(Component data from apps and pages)
● ● ● ●
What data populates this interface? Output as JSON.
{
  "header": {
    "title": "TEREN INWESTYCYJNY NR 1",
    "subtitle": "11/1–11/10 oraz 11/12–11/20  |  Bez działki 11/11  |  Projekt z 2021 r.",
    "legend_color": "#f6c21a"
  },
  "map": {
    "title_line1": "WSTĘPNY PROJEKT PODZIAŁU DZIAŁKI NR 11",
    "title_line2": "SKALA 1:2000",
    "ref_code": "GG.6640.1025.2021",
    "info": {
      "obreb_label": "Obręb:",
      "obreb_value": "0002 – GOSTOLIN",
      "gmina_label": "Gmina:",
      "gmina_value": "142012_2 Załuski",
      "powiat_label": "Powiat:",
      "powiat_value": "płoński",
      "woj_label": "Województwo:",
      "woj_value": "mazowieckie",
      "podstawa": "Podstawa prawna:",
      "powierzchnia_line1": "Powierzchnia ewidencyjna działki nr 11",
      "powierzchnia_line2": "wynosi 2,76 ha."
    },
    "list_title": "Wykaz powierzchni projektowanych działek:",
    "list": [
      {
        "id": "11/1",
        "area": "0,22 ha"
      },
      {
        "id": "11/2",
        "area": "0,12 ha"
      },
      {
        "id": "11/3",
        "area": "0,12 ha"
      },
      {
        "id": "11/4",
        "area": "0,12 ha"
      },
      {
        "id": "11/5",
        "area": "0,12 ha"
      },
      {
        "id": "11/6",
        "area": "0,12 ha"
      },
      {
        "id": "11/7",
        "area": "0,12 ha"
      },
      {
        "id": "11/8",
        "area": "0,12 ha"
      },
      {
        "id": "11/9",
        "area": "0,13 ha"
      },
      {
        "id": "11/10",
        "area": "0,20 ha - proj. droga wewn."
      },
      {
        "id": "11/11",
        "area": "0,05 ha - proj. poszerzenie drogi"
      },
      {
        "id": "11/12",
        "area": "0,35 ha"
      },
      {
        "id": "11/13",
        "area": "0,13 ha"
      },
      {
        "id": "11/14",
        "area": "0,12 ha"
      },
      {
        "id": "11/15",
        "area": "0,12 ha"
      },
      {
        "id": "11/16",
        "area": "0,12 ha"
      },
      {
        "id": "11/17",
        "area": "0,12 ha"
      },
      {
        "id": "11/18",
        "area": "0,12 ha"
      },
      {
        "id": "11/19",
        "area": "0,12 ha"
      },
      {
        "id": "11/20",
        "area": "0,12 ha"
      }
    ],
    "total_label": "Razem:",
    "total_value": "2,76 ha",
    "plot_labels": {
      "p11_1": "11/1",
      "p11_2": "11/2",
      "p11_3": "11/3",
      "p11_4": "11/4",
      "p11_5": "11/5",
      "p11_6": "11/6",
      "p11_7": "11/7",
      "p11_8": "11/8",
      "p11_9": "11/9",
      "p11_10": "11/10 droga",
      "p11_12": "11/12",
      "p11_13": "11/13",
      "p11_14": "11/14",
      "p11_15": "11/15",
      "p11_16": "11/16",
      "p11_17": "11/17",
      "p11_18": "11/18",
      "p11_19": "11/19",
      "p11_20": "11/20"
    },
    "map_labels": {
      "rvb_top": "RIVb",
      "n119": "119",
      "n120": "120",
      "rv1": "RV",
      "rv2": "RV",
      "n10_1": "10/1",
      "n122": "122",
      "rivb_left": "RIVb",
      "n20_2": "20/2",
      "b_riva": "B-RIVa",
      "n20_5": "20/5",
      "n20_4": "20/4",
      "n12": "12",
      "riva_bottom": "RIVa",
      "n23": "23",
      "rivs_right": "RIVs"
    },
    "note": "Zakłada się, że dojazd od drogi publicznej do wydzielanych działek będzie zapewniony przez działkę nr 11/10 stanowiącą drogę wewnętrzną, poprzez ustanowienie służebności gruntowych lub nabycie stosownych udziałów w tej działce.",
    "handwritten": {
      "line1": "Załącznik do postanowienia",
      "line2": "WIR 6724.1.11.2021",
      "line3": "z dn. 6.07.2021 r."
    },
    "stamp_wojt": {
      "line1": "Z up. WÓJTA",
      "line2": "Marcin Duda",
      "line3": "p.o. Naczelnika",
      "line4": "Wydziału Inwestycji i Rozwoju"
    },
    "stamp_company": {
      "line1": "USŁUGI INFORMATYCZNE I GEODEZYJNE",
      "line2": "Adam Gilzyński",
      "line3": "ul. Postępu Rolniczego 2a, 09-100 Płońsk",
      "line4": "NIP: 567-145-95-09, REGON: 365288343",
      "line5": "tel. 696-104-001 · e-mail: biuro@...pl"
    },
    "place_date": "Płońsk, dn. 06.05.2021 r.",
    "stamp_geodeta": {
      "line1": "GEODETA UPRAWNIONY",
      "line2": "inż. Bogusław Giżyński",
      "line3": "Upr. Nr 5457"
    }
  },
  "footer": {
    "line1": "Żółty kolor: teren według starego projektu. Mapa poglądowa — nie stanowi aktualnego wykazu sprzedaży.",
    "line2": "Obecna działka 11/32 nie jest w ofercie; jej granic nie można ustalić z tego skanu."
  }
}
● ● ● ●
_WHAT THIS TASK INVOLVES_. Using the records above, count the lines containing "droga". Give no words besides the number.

_PROBLEM SOLUTION_. 2